In the two weeks leading up to Congress’s adjournment, little policy was made. Instead, over 400 fundraisers were held. That’s right, Politico reported that so many fundraisers were held in that limited timeframe that one exhausted lobbyist told a reporter, “These last two weeks have just been unbelievable. My contention is the only reason they came back in September was the fundraisers.”

”Lobbying becomes a booming business,” screamed the headline of a recent Atlanta Journal Constitution article examining how Georgia interest groups are ramping up spending on lobbyists. Coca-Cola, for example, spent $6.3 million in the first half of this year, twice what it spent in the first half of last year. The lobbying business is projected to rake in $4 billion this year alone — about a billion more than was spent last year, the year Congress passed sweeping lobbying reform.

So lobbying isn’t the monopoly of one party and it isn’t dying. But is it an issue worth thinking about before you head to the polls?

The answer is no.

The New York Times noted recently that 60 percent of all lobbying yields nothing.

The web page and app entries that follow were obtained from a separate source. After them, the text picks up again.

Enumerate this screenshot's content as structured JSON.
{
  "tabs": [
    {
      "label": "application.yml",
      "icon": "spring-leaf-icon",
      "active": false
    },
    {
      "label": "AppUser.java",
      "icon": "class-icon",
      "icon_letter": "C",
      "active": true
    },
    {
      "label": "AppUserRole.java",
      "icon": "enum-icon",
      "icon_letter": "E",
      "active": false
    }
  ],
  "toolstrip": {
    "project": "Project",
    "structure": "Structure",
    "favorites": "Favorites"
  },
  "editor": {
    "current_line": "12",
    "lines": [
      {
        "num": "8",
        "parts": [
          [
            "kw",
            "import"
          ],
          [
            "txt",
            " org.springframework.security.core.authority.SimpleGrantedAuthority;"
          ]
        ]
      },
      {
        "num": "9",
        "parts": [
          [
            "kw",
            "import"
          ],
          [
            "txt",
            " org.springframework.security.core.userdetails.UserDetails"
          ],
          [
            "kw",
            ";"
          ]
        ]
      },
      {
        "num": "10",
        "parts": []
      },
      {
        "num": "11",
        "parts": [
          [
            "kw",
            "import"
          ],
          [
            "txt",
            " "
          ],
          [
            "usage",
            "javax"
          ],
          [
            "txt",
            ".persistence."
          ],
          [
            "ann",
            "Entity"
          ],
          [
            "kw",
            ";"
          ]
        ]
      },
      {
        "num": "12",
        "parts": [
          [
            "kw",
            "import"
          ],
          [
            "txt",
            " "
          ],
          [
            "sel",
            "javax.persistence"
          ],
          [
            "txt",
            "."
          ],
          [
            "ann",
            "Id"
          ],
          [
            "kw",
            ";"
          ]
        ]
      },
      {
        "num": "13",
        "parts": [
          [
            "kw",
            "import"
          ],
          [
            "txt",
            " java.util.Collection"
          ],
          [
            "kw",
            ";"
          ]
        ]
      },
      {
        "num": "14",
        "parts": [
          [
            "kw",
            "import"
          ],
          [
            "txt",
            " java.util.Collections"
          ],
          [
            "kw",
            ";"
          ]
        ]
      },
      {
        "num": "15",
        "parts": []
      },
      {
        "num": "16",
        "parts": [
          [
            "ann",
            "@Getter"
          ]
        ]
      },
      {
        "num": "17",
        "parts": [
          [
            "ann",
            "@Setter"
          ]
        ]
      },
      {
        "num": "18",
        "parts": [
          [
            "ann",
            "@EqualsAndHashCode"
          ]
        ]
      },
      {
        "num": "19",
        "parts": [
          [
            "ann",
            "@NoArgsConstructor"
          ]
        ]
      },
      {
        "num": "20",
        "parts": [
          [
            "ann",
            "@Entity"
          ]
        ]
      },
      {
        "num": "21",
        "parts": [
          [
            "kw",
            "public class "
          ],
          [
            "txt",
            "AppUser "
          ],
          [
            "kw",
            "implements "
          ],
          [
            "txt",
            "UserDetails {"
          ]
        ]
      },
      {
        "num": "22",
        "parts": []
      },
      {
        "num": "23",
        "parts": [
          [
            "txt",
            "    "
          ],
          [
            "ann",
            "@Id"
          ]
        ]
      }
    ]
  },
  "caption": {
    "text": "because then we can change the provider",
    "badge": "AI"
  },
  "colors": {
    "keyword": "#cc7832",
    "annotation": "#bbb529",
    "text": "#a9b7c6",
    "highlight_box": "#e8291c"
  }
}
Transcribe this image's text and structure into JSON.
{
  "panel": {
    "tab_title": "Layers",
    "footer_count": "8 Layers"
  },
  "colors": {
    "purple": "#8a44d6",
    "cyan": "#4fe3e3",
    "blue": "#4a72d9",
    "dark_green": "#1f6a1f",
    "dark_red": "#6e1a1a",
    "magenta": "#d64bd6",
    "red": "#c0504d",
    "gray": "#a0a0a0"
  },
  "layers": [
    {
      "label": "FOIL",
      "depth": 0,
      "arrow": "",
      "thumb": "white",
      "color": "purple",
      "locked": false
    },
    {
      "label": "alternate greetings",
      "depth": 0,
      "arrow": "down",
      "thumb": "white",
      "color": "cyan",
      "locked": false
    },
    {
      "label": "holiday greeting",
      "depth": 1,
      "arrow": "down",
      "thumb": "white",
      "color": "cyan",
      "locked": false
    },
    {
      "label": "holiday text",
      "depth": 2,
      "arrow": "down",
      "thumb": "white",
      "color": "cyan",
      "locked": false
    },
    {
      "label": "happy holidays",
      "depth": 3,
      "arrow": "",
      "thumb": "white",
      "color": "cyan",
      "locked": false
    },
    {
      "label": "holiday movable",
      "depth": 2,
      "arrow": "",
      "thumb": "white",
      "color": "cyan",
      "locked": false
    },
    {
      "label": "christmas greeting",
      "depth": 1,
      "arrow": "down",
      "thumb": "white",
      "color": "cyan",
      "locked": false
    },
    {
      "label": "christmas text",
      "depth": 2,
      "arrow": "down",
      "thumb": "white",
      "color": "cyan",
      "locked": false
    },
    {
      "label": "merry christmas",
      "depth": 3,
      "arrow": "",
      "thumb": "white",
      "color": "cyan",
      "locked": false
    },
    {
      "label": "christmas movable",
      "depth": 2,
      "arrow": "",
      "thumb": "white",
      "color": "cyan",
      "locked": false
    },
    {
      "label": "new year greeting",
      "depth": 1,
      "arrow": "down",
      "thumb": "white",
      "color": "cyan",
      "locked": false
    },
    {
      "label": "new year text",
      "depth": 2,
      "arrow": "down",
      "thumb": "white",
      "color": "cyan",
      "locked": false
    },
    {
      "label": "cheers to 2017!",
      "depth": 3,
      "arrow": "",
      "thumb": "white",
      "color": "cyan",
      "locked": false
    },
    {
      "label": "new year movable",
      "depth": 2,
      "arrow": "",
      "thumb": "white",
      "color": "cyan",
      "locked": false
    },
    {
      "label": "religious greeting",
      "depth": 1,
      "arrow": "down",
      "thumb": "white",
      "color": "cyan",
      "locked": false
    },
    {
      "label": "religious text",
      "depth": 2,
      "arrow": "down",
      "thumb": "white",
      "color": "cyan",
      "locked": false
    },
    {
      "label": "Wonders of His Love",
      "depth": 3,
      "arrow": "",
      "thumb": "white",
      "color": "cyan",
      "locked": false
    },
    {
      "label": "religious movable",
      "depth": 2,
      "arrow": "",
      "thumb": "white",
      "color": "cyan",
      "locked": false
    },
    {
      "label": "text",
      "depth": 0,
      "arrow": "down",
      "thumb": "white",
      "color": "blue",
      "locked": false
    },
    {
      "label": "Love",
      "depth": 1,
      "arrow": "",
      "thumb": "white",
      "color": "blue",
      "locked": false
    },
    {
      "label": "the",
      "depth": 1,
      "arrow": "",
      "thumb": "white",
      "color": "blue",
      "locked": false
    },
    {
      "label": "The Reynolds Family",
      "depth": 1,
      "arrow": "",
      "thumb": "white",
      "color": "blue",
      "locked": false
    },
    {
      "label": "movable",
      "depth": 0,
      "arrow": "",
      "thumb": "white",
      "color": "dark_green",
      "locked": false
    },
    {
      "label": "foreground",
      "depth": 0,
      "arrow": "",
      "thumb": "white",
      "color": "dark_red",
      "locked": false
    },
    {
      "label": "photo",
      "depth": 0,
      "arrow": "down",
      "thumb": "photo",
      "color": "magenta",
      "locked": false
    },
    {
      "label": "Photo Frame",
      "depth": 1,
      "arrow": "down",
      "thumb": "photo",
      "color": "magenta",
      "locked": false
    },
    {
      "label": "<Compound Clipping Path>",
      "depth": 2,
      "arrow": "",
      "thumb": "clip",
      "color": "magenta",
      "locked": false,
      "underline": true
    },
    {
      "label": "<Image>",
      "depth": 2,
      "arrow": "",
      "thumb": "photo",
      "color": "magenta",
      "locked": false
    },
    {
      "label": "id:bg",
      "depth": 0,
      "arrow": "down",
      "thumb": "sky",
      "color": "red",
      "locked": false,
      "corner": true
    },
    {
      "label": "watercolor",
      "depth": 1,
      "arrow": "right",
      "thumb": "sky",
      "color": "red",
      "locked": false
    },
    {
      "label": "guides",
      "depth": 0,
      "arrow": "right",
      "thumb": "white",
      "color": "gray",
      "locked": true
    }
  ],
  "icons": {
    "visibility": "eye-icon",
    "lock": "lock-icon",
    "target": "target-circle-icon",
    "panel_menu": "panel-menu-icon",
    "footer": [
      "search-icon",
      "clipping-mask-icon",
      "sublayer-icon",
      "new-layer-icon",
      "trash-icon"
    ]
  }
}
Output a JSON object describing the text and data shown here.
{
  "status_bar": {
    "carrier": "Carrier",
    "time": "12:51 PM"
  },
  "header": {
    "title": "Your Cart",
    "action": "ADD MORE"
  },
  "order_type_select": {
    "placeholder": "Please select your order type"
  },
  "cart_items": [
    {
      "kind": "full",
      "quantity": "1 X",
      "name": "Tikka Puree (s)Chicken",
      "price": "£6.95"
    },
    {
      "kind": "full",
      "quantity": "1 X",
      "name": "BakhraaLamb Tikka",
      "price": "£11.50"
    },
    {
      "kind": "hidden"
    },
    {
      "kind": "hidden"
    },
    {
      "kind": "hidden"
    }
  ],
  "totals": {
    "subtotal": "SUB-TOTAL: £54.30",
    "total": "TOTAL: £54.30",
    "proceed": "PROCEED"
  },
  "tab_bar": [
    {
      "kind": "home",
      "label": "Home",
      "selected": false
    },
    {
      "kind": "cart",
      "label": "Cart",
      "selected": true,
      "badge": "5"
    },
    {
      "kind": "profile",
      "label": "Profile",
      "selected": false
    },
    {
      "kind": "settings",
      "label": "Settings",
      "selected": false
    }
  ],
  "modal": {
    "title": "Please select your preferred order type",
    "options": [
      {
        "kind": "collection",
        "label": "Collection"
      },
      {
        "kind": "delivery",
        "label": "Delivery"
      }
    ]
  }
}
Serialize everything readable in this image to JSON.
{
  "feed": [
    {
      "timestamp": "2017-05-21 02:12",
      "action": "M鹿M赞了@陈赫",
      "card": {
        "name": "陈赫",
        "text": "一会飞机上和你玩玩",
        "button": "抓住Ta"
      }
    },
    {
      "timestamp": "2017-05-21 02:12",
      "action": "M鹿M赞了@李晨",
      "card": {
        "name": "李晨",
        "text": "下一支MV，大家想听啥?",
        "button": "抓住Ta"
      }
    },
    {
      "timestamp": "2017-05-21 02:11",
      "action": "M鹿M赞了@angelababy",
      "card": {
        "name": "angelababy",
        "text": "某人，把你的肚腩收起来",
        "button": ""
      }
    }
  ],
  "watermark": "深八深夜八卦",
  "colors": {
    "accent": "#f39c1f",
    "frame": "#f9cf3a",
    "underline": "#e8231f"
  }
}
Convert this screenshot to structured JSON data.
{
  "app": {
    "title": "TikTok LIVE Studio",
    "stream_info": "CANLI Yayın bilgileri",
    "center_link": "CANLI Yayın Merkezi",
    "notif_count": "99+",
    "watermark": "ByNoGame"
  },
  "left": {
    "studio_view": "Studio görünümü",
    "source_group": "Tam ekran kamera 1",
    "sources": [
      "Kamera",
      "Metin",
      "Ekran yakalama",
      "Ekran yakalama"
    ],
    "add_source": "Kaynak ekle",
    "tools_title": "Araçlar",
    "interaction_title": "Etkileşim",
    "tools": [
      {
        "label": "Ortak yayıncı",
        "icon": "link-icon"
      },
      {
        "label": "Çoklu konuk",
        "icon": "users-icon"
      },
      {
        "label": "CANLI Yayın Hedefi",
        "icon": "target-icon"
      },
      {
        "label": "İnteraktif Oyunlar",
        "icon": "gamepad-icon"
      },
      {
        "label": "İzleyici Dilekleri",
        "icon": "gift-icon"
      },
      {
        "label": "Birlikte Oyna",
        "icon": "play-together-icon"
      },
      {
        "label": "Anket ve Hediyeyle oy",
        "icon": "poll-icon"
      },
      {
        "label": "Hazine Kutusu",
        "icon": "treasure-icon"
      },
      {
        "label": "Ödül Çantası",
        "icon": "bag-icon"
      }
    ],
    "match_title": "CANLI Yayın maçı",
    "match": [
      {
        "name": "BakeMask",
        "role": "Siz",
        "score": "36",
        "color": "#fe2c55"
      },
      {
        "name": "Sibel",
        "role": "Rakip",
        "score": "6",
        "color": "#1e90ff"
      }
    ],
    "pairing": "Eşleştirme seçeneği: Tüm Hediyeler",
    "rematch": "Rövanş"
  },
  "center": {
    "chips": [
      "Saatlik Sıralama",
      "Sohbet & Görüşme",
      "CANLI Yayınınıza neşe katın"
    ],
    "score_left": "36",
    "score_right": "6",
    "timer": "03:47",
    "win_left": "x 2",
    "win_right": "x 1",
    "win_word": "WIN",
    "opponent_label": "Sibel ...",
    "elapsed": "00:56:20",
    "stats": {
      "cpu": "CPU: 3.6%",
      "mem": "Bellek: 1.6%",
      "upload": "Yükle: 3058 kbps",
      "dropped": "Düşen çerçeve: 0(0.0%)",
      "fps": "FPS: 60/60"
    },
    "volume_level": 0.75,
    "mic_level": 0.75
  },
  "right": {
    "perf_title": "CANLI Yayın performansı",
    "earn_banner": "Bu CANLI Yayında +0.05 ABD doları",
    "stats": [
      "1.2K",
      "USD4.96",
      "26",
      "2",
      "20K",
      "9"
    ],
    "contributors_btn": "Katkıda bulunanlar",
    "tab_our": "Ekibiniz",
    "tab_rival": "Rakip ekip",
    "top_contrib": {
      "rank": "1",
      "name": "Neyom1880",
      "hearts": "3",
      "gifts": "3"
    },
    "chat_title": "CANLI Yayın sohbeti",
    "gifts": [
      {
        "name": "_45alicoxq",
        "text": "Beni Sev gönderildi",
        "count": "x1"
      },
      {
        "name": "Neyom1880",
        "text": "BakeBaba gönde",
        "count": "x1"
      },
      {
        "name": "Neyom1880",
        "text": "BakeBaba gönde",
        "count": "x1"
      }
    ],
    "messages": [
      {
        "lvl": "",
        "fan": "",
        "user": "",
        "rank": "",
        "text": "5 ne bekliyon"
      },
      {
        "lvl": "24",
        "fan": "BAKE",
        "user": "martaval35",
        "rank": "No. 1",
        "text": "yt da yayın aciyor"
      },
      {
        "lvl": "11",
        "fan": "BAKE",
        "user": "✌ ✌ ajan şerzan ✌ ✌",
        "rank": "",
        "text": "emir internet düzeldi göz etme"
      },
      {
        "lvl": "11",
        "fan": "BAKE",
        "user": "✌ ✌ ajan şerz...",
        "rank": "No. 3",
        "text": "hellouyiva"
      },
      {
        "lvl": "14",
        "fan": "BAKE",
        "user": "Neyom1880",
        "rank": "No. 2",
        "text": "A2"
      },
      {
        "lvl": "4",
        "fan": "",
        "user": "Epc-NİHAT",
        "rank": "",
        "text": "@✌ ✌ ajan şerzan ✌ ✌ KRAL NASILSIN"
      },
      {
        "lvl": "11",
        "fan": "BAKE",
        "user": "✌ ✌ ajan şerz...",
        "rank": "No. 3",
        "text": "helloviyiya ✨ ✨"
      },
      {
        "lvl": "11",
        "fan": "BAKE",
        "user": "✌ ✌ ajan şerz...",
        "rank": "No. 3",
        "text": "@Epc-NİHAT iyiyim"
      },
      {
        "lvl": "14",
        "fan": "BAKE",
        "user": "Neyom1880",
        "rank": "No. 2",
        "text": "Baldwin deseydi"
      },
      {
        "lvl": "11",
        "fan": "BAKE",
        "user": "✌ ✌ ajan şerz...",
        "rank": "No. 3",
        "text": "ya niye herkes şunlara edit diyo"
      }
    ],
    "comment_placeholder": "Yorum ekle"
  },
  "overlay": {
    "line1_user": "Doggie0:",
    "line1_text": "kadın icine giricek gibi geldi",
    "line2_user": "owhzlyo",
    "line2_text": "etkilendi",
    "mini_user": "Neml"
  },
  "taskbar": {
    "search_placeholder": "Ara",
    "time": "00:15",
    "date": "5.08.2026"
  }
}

Add to that the fact that the next Congress will probably eliminate earmarks, and it’s unlikely that lobbyists will be able to accomplish much at all going forward.

Still, there will always be a relationship between lobbyists and elected officials — it is a constitutional right. A better question is what kind of relationship do we want?

For a long time, lobbyists have received marching orders from clients to solicit targeted projects in the way of earmarks or narrow legislation. That’s precisely why so many candidates refuse to condemn or regulate lobbying that hits close to home: it involves individual interests. But that time is nearly over. Gridlock means less legislation, social media means elected officials can’t just cater to a few who want earmarks, and federal spending has bipartisan ideological enemies.
Voters should ignore simplistic attacks on lobbyists, who are clearly here to stay, and instead spend time looking beyond November 2nd to think strategically about how to restructure our political system in a way that yields maximum returns for the issues we care about.

Maury Litwack is a lobbyist, former Hill staffer and author of the recently published The Capitol Plan – A Comprehensive Washington Advocacy Strategy. He blogs at CapitolPlan.com.